▶ _Required action_
Below are records to retype exactly, except for the pictures.

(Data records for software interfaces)

*** Block opens ***

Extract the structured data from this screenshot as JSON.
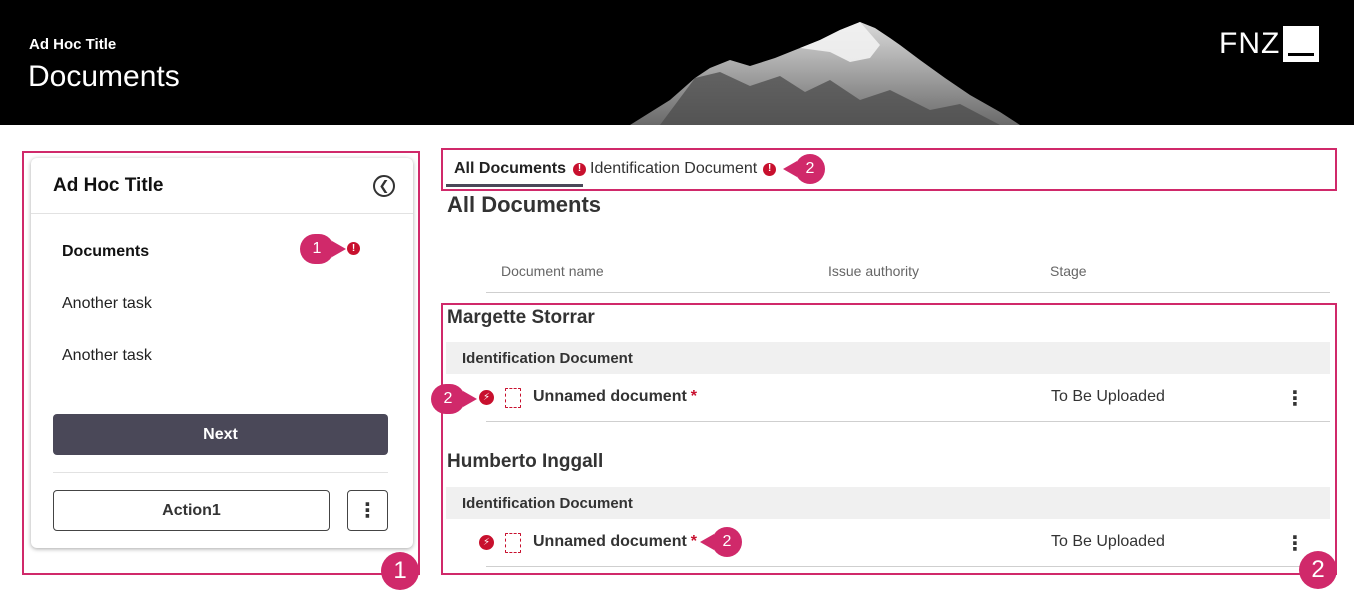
{
  "header": {
    "supertitle": "Ad Hoc Title",
    "title": "Documents",
    "logo_text": "FNZ"
  },
  "sidebar": {
    "title": "Ad Hoc Title",
    "tasks": [
      {
        "label": "Documents",
        "active": true,
        "has_error": true
      },
      {
        "label": "Another task",
        "active": false,
        "has_error": false
      },
      {
        "label": "Another task",
        "active": false,
        "has_error": false
      }
    ],
    "next_label": "Next",
    "action_label": "Action1",
    "error_symbol": "!"
  },
  "tabs": [
    {
      "label": "All Documents",
      "active": true,
      "has_error": true
    },
    {
      "label": "Identification Document",
      "active": false,
      "has_error": true
    }
  ],
  "section_title": "All Documents",
  "table": {
    "columns": [
      "Document name",
      "Issue authority",
      "Stage"
    ],
    "groups": [
      {
        "person": "Margette Storrar",
        "category": "Identification Document",
        "rows": [
          {
            "name": "Unnamed document",
            "required_mark": "*",
            "stage": "To Be Uploaded"
          }
        ]
      },
      {
        "person": "Humberto Inggall",
        "category": "Identification Document",
        "rows": [
          {
            "name": "Unnamed document",
            "required_mark": "*",
            "stage": "To Be Uploaded"
          }
        ]
      }
    ]
  },
  "annotations": {
    "panel_1": "1",
    "panel_2": "2",
    "pin_task_error": "1",
    "pin_tab_error": "2",
    "pin_row1_error": "2",
    "pin_row2_error": "2"
  },
  "colors": {
    "annotation": "#d0296a",
    "error": "#c8102e",
    "primary_button": "#4a4858",
    "header_bg": "#000000"
  },
  "icons": {
    "collapse": "chevron-left-circle-icon",
    "error": "exclamation-circle-icon",
    "bolt": "bolt-icon",
    "file": "file-dashed-icon",
    "more": "kebab-vertical-icon"
  }
}
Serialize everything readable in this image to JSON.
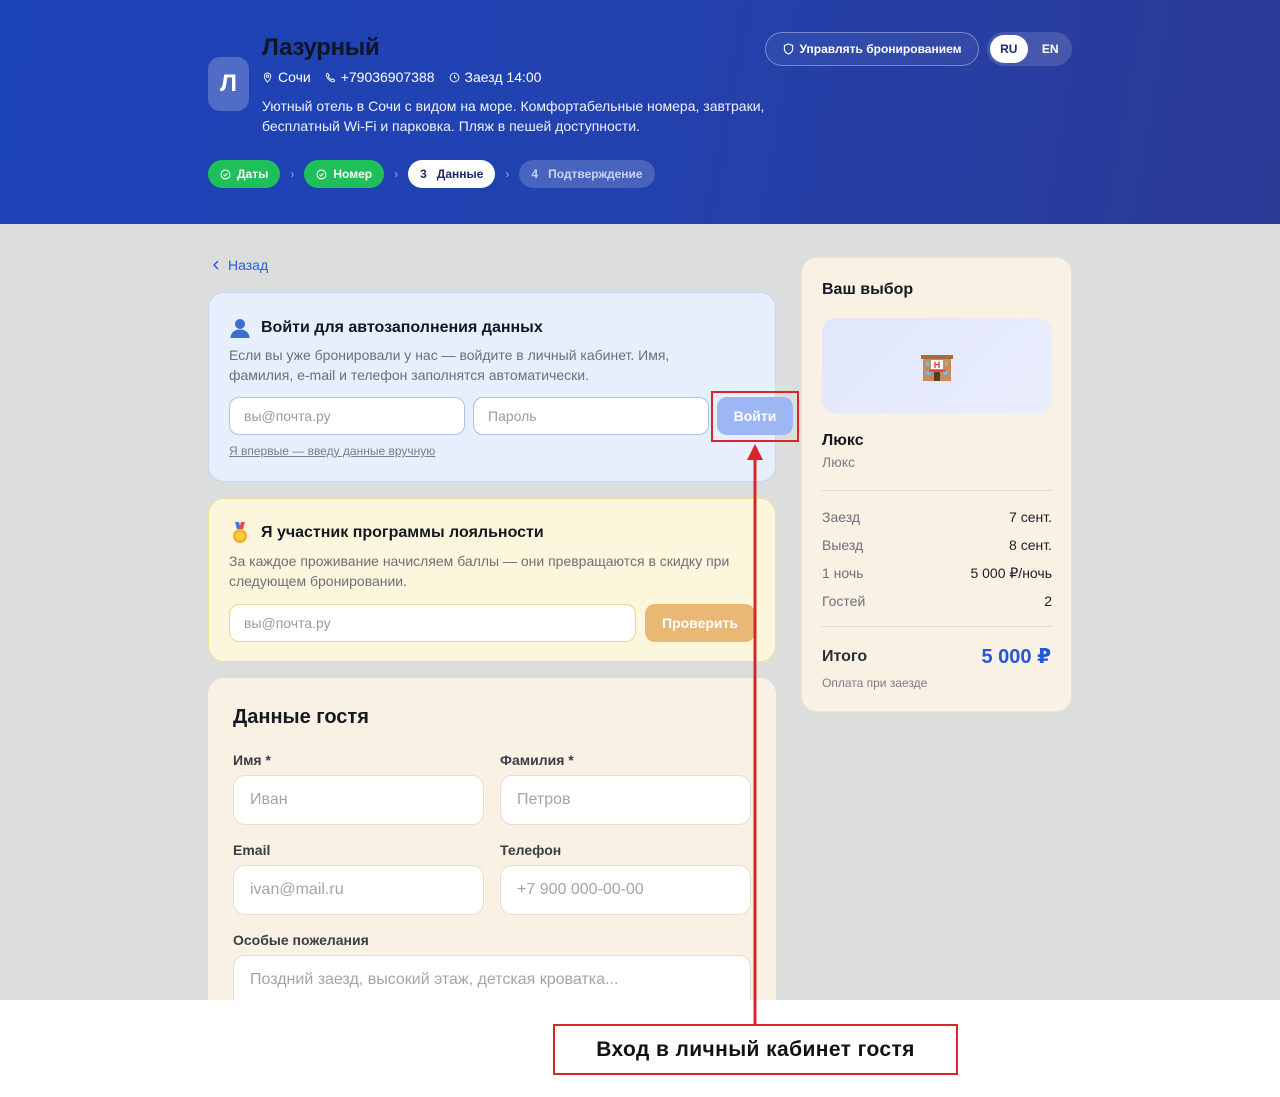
{
  "header": {
    "logo_letter": "Л",
    "hotel_name": "Лазурный",
    "city": "Сочи",
    "phone": "+79036907388",
    "checkin": "Заезд 14:00",
    "description": "Уютный отель в Сочи с видом на море. Комфортабельные номера, завтраки, бесплатный Wi‑Fi и парковка. Пляж в пешей доступности.",
    "manage_label": "Управлять бронированием",
    "lang": {
      "ru": "RU",
      "en": "EN",
      "active": "RU"
    },
    "steps": [
      {
        "label": "Даты",
        "state": "done"
      },
      {
        "label": "Номер",
        "state": "done"
      },
      {
        "num": "3",
        "label": "Данные",
        "state": "active"
      },
      {
        "num": "4",
        "label": "Подтверждение",
        "state": "future"
      }
    ]
  },
  "back_label": "Назад",
  "login": {
    "title": "Войти для автозаполнения данных",
    "text": "Если вы уже бронировали у нас — войдите в личный кабинет. Имя, фамилия, e-mail и телефон заполнятся автоматически.",
    "email_placeholder": "вы@почта.ру",
    "password_placeholder": "Пароль",
    "submit_label": "Войти",
    "manual_link": "Я впервые — введу данные вручную"
  },
  "loyalty": {
    "title": "Я участник программы лояльности",
    "text": "За каждое проживание начисляем баллы — они превращаются в скидку при следующем бронировании.",
    "email_placeholder": "вы@почта.ру",
    "check_label": "Проверить"
  },
  "guest": {
    "title": "Данные гостя",
    "first_name_label": "Имя *",
    "first_name_placeholder": "Иван",
    "last_name_label": "Фамилия *",
    "last_name_placeholder": "Петров",
    "email_label": "Email",
    "email_placeholder": "ivan@mail.ru",
    "phone_label": "Телефон",
    "phone_placeholder": "+7 900 000-00-00",
    "wishes_label": "Особые пожелания",
    "wishes_placeholder": "Поздний заезд, высокий этаж, детская кроватка..."
  },
  "summary": {
    "title": "Ваш выбор",
    "room_name": "Люкс",
    "room_type": "Люкс",
    "rows": [
      {
        "key": "Заезд",
        "value": "7 сент."
      },
      {
        "key": "Выезд",
        "value": "8 сент."
      },
      {
        "key": "1 ночь",
        "value": "5 000 ₽/ночь"
      },
      {
        "key": "Гостей",
        "value": "2"
      }
    ],
    "total_label": "Итого",
    "total_value": "5 000 ₽",
    "pay_note": "Оплата при заезде"
  },
  "annotation": {
    "callout": "Вход в личный кабинет гостя",
    "color": "#d8262b"
  }
}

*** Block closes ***

▶ _Answer below_
Extract the structured data from this screenshot as JSON.
{
  "header": {
    "supertitle": "Ad Hoc Title",
    "title": "Documents",
    "logo_text": "FNZ"
  },
  "sidebar": {
    "title": "Ad Hoc Title",
    "tasks": [
      {
        "label": "Documents",
        "active": true,
        "has_error": true
      },
      {
        "label": "Another task",
        "active": false,
        "has_error": false
      },
      {
        "label": "Another task",
        "active": false,
        "has_error": false
      }
    ],
    "next_label": "Next",
    "action_label": "Action1",
    "error_symbol": "!"
  },
  "tabs": [
    {
      "label": "All Documents",
      "active": true,
      "has_error": true
    },
    {
      "label": "Identification Document",
      "active": false,
      "has_error": true
    }
  ],
  "section_title": "All Documents",
  "table": {
    "columns": [
      "Document name",
      "Issue authority",
      "Stage"
    ],
    "groups": [
      {
        "person": "Margette Storrar",
        "category": "Identification Document",
        "rows": [
          {
            "name": "Unnamed document",
            "required_mark": "*",
            "stage": "To Be Uploaded"
          }
        ]
      },
      {
        "person": "Humberto Inggall",
        "category": "Identification Document",
        "rows": [
          {
            "name": "Unnamed document",
            "required_mark": "*",
            "stage": "To Be Uploaded"
          }
        ]
      }
    ]
  },
  "annotations": {
    "panel_1": "1",
    "panel_2": "2",
    "pin_task_error": "1",
    "pin_tab_error": "2",
    "pin_row1_error": "2",
    "pin_row2_error": "2"
  },
  "colors": {
    "annotation": "#d0296a",
    "error": "#c8102e",
    "primary_button": "#4a4858",
    "header_bg": "#000000"
  },
  "icons": {
    "collapse": "chevron-left-circle-icon",
    "error": "exclamation-circle-icon",
    "bolt": "bolt-icon",
    "file": "file-dashed-icon",
    "more": "kebab-vertical-icon"
  }
}
Serialize everything readable in this image to JSON.
{
  "header": {
    "logo_letter": "Л",
    "hotel_name": "Лазурный",
    "city": "Сочи",
    "phone": "+79036907388",
    "checkin": "Заезд 14:00",
    "description": "Уютный отель в Сочи с видом на море. Комфортабельные номера, завтраки, бесплатный Wi‑Fi и парковка. Пляж в пешей доступности.",
    "manage_label": "Управлять бронированием",
    "lang": {
      "ru": "RU",
      "en": "EN",
      "active": "RU"
    },
    "steps": [
      {
        "label": "Даты",
        "state": "done"
      },
      {
        "label": "Номер",
        "state": "done"
      },
      {
        "num": "3",
        "label": "Данные",
        "state": "active"
      },
      {
        "num": "4",
        "label": "Подтверждение",
        "state": "future"
      }
    ]
  },
  "back_label": "Назад",
  "login": {
    "title": "Войти для автозаполнения данных",
    "text": "Если вы уже бронировали у нас — войдите в личный кабинет. Имя, фамилия, e-mail и телефон заполнятся автоматически.",
    "email_placeholder": "вы@почта.ру",
    "password_placeholder": "Пароль",
    "submit_label": "Войти",
    "manual_link": "Я впервые — введу данные вручную"
  },
  "loyalty": {
    "title": "Я участник программы лояльности",
    "text": "За каждое проживание начисляем баллы — они превращаются в скидку при следующем бронировании.",
    "email_placeholder": "вы@почта.ру",
    "check_label": "Проверить"
  },
  "guest": {
    "title": "Данные гостя",
    "first_name_label": "Имя *",
    "first_name_placeholder": "Иван",
    "last_name_label": "Фамилия *",
    "last_name_placeholder": "Петров",
    "email_label": "Email",
    "email_placeholder": "ivan@mail.ru",
    "phone_label": "Телефон",
    "phone_placeholder": "+7 900 000-00-00",
    "wishes_label": "Особые пожелания",
    "wishes_placeholder": "Поздний заезд, высокий этаж, детская кроватка..."
  },
  "summary": {
    "title": "Ваш выбор",
    "room_name": "Люкс",
    "room_type": "Люкс",
    "rows": [
      {
        "key": "Заезд",
        "value": "7 сент."
      },
      {
        "key": "Выезд",
        "value": "8 сент."
      },
      {
        "key": "1 ночь",
        "value": "5 000 ₽/ночь"
      },
      {
        "key": "Гостей",
        "value": "2"
      }
    ],
    "total_label": "Итого",
    "total_value": "5 000 ₽",
    "pay_note": "Оплата при заезде"
  },
  "annotation": {
    "callout": "Вход в личный кабинет гостя",
    "color": "#d8262b"
  }
}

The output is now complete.